# What to do
The answer must consist of every line below that holds the word "title".

Interface dataset entries:
··········
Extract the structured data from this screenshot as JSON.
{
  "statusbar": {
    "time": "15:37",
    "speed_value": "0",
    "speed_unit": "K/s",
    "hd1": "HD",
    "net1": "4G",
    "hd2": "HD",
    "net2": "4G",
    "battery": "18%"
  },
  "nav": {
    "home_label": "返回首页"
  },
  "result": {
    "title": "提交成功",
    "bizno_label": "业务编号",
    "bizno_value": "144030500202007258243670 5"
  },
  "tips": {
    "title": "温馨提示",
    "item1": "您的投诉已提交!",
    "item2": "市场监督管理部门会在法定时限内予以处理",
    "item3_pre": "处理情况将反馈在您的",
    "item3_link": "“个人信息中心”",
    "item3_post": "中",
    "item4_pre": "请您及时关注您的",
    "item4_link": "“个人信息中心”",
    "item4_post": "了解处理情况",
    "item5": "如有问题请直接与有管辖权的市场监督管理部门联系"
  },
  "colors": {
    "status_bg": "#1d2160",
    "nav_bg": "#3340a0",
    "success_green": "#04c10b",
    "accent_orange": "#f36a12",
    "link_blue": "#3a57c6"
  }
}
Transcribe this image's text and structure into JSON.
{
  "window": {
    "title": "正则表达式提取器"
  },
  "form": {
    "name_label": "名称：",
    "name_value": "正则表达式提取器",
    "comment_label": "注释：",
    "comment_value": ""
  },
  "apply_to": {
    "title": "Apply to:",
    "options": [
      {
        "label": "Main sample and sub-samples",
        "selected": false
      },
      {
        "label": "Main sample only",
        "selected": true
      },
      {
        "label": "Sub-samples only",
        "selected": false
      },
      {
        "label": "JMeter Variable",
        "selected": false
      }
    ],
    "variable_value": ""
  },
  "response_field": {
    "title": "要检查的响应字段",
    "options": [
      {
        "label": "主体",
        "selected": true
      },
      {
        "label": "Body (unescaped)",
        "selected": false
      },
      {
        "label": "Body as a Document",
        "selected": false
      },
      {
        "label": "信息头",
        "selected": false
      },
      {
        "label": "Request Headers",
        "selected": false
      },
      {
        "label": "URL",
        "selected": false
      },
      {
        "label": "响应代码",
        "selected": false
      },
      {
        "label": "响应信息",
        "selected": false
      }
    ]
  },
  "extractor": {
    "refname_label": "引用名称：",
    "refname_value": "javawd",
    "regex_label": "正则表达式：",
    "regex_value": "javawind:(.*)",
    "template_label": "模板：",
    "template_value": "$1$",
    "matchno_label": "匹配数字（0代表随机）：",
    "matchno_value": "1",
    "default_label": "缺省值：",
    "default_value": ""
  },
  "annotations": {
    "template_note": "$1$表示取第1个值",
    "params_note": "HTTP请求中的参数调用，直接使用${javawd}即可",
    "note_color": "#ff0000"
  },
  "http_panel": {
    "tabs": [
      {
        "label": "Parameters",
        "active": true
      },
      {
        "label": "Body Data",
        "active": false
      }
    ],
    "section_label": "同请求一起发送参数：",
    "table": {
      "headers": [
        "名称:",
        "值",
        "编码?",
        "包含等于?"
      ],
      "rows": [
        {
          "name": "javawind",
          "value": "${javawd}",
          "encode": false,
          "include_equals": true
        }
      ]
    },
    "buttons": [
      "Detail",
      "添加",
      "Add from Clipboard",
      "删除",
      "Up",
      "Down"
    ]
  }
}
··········
# Solution
    "title": "提交成功",
    "title": "温馨提示",
    "title": "正则表达式提取器"
    "title": "Apply to:",
    "title": "要检查的响应字段",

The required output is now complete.